ASSIGNED TASK:
After reading the lines below, count those that contain "JSON" and give the count alone.

DATA UNDER STUDY:
---
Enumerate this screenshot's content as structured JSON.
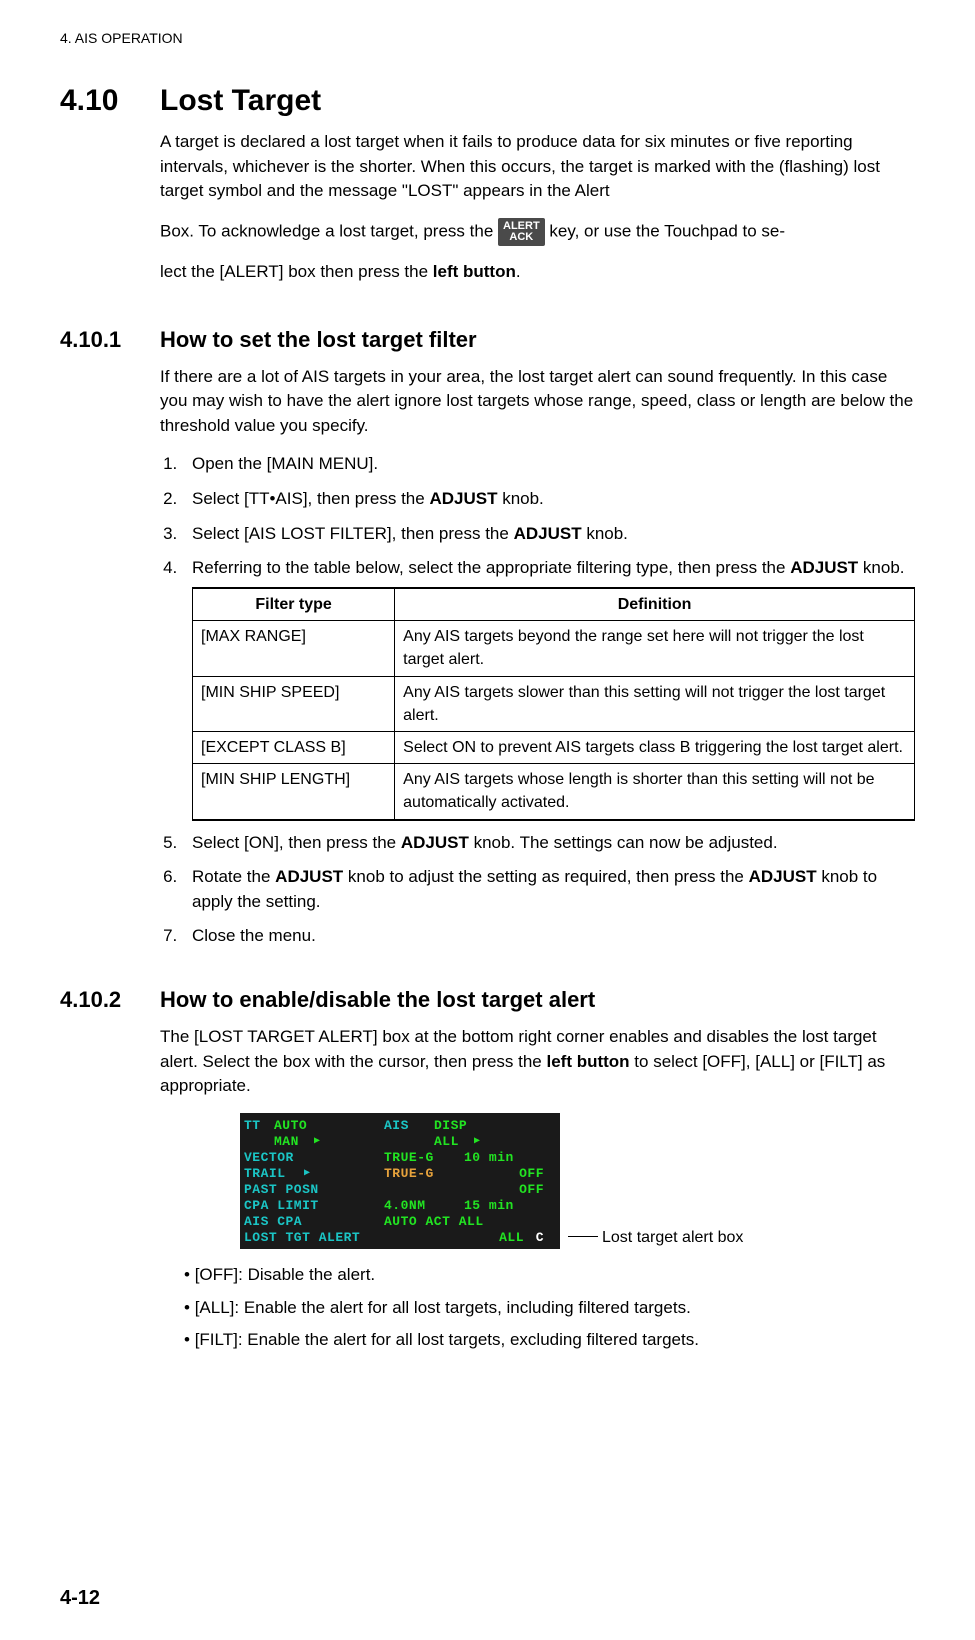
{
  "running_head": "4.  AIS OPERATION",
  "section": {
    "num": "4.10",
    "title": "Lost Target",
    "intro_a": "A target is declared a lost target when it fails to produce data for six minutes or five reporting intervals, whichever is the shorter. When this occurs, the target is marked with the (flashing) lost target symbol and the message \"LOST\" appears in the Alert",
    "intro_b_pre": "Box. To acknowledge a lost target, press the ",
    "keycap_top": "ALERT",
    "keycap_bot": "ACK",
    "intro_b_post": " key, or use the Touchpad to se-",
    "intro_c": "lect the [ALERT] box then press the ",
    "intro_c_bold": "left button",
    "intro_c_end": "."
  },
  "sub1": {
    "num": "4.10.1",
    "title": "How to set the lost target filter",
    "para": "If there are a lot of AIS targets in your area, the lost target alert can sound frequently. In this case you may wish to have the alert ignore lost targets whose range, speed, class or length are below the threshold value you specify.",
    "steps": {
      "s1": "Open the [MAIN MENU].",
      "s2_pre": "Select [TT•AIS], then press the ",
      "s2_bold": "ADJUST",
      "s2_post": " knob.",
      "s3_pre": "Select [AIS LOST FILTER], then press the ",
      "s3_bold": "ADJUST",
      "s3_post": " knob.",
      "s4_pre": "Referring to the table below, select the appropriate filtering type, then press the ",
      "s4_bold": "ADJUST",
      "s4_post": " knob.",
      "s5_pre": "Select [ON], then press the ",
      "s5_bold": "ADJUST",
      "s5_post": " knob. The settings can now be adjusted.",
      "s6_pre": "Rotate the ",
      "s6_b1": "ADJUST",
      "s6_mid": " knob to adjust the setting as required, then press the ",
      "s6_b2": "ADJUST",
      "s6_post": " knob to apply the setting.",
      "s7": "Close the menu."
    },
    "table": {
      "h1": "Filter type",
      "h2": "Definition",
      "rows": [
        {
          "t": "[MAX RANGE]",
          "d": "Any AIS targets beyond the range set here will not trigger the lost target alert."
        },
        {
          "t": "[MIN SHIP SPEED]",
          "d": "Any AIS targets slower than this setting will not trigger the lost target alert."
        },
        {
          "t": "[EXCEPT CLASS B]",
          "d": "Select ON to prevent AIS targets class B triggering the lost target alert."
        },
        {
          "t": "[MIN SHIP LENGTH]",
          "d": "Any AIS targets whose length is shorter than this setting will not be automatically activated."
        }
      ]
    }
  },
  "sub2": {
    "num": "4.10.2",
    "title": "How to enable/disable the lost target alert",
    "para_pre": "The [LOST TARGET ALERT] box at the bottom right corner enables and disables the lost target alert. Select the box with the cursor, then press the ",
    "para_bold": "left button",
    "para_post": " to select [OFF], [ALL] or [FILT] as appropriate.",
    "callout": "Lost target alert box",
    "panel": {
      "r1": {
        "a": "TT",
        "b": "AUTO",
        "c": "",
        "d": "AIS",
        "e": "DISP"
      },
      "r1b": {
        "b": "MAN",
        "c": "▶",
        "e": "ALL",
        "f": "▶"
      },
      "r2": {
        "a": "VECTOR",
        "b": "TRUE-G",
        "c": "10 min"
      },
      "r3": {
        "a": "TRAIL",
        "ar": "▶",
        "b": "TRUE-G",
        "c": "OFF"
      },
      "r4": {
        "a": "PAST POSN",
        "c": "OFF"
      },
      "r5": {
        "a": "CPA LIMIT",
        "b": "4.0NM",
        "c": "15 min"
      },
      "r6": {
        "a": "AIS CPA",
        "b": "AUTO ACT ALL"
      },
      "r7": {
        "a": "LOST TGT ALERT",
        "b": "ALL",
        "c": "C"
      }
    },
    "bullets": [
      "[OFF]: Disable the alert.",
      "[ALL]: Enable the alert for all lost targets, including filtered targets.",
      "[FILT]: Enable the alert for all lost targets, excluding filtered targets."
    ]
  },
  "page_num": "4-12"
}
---
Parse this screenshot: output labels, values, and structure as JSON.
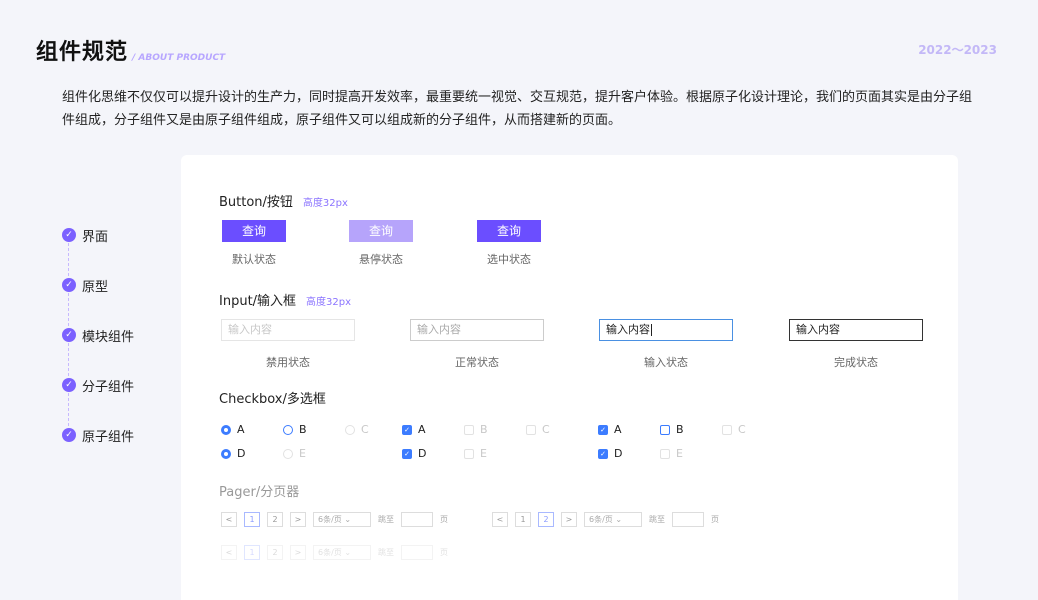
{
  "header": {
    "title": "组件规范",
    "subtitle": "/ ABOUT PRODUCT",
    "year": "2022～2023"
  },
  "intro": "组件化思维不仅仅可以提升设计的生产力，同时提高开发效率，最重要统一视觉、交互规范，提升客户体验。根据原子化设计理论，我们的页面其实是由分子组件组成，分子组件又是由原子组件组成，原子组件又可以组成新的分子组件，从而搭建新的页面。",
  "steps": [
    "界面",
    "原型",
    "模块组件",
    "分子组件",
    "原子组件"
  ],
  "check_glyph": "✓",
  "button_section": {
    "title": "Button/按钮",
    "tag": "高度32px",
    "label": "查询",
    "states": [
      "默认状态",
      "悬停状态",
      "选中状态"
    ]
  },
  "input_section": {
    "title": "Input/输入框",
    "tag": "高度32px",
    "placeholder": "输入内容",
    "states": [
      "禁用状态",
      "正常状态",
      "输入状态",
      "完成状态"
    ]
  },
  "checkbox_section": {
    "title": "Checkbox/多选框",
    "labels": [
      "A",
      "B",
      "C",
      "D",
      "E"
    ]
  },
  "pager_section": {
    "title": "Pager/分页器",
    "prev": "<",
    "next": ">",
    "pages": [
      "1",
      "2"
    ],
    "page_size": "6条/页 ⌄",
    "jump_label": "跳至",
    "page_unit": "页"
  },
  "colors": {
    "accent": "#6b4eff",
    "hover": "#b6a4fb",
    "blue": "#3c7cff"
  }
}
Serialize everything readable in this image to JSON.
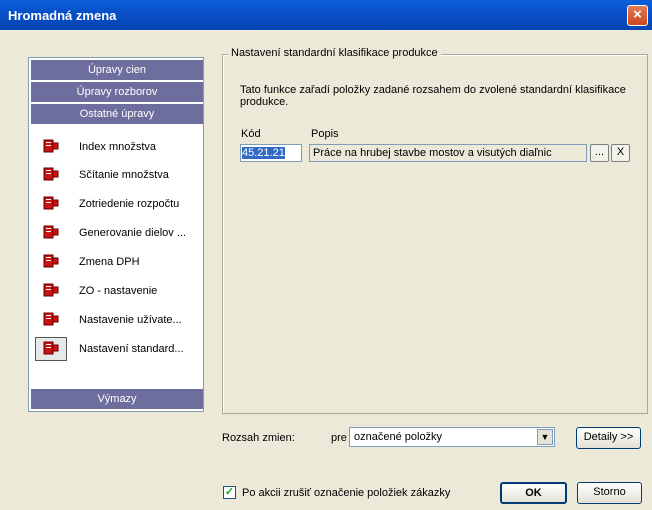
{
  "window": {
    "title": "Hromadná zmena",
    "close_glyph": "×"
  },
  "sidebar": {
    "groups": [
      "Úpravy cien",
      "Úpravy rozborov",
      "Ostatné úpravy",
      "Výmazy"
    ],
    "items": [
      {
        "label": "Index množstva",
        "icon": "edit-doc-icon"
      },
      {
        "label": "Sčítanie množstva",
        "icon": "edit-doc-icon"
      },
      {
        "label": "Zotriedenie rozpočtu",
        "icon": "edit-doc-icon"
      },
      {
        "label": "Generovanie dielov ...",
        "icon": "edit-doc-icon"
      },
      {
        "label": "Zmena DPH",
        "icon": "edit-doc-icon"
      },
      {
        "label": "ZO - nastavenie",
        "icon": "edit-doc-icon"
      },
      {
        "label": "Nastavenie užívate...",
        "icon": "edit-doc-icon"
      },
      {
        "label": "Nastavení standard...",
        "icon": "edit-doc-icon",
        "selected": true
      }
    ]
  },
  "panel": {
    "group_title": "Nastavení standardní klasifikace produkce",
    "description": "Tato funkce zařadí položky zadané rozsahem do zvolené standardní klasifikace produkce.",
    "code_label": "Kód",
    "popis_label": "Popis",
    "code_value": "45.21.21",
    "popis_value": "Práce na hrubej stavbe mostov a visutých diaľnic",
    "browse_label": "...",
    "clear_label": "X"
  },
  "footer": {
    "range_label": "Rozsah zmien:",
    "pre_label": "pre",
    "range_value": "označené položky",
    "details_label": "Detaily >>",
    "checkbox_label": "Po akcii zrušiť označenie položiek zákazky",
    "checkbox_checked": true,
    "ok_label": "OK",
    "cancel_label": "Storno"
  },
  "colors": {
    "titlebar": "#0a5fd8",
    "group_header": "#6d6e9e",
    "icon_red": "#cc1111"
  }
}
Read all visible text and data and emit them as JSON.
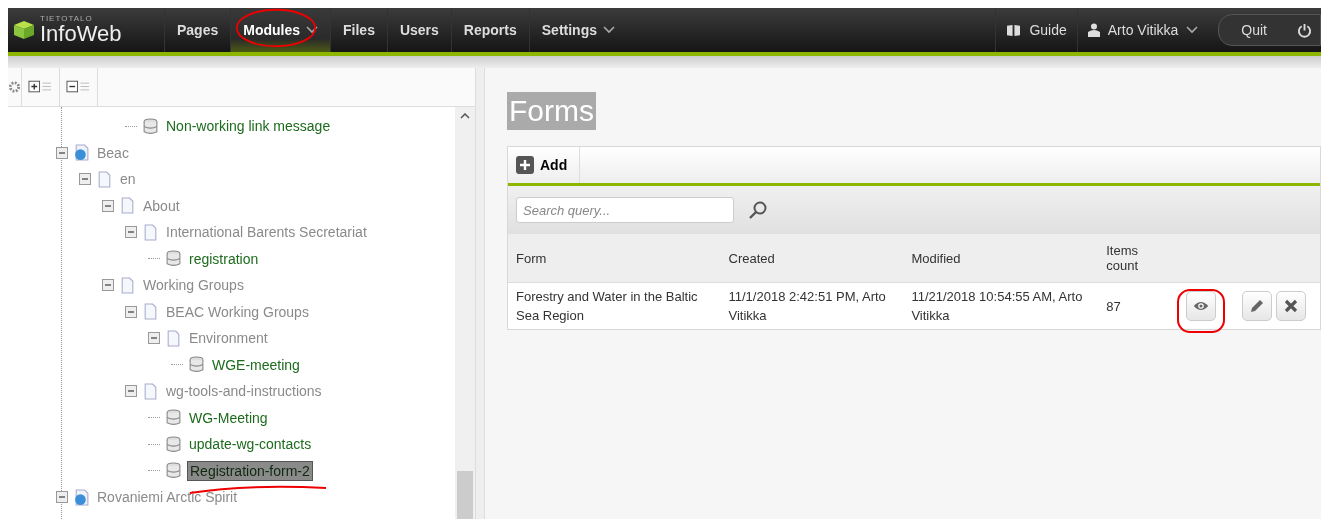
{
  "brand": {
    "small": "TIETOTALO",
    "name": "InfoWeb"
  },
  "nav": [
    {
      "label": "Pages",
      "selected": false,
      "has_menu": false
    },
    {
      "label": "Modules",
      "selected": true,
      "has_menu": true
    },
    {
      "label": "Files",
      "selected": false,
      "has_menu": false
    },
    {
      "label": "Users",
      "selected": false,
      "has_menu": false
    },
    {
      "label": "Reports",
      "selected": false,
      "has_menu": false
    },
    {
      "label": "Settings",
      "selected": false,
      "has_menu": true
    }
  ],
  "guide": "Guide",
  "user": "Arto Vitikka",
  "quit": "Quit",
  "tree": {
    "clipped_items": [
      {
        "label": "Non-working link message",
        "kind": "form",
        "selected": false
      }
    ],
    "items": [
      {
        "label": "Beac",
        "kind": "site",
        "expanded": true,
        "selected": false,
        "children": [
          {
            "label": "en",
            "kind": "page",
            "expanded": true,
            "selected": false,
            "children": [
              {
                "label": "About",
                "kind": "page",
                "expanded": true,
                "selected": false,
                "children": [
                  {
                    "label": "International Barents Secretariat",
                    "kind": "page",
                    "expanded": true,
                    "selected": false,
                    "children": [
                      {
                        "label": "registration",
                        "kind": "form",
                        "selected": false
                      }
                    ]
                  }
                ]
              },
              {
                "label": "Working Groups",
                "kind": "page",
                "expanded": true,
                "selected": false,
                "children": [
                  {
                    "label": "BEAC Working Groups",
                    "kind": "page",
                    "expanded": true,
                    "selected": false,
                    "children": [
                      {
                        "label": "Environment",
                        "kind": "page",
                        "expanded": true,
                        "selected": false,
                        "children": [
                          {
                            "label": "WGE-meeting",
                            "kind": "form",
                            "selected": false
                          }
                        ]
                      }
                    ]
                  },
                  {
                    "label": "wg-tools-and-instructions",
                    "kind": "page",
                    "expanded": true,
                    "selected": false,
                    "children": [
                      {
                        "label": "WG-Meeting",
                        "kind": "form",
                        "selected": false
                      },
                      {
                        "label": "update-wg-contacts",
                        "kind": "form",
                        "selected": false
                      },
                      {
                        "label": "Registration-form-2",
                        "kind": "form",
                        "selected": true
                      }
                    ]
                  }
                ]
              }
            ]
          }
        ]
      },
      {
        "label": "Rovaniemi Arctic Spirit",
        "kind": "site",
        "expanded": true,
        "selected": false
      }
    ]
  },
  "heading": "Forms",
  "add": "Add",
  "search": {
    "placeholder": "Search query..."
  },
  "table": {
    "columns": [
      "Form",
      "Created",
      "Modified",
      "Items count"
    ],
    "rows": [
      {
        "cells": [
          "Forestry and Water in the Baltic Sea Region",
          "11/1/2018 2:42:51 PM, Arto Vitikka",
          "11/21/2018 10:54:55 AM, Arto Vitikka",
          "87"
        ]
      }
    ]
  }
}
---
OUTPUT OF THE TASK:
4